◆ Task objective
Give the number of lines in the data below containing the word "refs", with no other text.

[Data excerpts]
-----
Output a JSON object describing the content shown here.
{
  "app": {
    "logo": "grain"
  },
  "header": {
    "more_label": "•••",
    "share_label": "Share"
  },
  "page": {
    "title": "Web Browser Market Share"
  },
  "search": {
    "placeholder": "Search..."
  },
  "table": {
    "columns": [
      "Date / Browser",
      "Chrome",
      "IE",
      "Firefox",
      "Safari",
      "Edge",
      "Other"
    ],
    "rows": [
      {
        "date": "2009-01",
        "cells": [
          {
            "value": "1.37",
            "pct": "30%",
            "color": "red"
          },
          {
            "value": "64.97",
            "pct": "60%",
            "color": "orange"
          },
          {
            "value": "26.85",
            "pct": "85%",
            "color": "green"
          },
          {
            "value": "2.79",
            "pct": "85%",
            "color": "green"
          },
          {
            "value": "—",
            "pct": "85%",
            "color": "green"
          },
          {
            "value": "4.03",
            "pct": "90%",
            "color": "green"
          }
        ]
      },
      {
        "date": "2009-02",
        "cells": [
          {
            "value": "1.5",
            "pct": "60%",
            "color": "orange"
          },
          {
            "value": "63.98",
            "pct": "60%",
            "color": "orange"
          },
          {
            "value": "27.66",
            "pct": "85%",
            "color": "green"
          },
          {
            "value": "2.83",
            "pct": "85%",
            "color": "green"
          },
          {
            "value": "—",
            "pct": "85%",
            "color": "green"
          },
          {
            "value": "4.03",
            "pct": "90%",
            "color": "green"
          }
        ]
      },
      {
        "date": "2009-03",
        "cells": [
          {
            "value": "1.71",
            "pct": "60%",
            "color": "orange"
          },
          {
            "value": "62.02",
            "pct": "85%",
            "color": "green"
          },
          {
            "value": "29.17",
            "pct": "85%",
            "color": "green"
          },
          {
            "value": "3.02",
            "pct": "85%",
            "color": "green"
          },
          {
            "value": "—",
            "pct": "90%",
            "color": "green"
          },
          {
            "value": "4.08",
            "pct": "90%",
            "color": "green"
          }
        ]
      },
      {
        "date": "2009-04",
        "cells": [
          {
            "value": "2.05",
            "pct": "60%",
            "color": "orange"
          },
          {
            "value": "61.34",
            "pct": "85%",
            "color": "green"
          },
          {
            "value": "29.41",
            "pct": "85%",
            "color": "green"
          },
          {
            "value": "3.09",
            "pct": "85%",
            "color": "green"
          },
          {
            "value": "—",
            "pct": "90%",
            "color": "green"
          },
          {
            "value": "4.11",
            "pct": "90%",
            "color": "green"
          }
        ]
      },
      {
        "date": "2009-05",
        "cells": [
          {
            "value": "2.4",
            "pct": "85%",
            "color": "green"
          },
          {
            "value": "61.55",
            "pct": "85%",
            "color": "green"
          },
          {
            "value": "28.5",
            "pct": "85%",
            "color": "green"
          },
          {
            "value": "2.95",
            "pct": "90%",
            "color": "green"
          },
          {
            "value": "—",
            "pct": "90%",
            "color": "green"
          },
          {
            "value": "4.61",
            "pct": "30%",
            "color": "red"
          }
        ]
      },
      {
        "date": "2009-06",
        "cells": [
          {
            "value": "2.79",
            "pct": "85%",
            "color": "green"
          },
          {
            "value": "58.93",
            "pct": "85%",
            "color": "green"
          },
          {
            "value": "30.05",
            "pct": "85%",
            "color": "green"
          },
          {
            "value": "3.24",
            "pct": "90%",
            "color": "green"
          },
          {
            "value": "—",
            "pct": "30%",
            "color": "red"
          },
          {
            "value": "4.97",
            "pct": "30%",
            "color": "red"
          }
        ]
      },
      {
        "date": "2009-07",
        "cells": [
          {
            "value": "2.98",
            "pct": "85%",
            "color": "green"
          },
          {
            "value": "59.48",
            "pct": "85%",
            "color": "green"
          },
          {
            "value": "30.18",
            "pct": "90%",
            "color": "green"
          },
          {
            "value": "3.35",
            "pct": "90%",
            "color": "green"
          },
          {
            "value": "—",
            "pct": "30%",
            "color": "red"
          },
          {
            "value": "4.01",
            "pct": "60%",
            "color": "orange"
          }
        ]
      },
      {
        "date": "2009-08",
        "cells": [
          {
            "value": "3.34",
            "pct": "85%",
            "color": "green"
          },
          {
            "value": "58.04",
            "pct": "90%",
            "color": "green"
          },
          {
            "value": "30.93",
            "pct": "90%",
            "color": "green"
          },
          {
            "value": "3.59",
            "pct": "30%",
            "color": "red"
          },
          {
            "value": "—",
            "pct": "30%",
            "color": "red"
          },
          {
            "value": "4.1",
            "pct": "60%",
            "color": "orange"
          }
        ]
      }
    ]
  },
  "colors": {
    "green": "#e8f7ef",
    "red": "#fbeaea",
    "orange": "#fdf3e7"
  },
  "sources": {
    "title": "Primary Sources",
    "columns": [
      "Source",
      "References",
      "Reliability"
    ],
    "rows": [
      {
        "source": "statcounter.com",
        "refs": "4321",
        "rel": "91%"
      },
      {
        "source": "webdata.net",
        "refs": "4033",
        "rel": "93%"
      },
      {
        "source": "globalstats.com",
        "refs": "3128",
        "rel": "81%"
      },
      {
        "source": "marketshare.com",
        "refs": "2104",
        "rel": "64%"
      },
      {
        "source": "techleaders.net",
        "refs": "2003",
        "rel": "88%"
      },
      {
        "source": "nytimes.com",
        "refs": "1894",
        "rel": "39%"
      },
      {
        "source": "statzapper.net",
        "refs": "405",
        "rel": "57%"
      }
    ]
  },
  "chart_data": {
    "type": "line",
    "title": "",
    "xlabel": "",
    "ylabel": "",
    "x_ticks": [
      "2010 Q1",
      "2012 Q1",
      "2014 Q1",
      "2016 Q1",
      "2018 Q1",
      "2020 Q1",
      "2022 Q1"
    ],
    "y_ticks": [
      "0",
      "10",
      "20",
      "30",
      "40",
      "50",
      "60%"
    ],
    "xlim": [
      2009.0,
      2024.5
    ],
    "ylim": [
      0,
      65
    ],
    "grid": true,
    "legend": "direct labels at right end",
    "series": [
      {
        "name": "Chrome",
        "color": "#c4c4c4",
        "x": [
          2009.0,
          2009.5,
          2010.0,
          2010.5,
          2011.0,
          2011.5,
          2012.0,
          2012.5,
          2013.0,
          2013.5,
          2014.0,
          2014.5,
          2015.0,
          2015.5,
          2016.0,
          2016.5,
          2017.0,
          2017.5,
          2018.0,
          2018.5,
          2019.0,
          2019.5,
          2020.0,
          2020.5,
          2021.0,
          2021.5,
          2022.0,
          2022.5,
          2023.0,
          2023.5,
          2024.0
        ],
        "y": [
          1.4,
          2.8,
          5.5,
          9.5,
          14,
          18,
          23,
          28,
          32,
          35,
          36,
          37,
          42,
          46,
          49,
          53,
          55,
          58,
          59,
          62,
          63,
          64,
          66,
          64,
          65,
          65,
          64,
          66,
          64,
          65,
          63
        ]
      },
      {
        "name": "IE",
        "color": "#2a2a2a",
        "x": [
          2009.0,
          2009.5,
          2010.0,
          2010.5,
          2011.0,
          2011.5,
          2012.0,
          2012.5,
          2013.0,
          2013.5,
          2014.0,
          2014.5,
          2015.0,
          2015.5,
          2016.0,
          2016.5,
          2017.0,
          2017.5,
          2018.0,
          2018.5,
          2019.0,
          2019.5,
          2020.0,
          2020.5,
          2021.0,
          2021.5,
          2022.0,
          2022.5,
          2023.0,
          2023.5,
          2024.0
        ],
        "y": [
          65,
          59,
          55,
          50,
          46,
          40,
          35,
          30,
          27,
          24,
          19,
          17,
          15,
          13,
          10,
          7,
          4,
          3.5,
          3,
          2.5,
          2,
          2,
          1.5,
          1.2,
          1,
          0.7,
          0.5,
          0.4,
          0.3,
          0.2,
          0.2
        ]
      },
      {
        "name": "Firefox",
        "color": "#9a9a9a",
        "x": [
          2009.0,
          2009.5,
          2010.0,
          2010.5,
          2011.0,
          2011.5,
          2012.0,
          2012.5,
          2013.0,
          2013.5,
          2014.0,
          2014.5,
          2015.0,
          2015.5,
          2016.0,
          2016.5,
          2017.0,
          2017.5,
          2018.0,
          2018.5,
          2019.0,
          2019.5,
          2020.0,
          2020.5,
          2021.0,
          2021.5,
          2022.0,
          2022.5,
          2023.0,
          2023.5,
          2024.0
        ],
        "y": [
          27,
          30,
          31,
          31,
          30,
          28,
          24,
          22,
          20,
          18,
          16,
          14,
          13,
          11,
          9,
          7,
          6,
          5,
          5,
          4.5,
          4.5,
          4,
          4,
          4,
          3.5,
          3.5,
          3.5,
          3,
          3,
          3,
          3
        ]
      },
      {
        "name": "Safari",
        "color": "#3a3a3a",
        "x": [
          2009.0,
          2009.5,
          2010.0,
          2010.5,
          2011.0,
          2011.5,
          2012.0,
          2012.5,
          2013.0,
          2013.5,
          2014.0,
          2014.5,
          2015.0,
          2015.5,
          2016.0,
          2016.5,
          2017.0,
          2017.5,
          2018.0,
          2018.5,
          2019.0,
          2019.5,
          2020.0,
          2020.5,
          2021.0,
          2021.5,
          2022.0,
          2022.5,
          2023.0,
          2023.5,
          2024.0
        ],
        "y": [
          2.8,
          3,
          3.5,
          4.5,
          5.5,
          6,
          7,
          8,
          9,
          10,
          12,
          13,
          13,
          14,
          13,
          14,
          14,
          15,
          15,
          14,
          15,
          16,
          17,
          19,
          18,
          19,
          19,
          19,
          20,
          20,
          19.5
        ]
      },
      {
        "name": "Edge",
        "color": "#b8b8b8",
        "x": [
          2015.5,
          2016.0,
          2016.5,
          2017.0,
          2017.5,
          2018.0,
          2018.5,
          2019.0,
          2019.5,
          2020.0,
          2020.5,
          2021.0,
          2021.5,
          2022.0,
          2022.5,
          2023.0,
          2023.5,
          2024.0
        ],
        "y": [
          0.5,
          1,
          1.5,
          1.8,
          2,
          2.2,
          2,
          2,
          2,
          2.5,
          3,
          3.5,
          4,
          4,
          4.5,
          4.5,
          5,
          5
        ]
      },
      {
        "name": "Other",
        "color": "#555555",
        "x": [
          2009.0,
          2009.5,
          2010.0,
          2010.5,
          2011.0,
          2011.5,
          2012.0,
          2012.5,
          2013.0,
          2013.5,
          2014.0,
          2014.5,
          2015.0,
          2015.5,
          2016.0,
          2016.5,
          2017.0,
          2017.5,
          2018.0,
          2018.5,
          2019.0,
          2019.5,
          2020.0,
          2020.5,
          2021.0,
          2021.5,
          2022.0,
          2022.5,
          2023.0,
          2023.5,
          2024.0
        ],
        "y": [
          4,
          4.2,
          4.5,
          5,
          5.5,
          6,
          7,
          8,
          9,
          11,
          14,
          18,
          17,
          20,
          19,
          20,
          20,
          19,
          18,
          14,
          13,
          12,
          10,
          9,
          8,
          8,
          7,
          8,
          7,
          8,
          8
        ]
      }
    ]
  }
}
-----
◆ Result for this task
7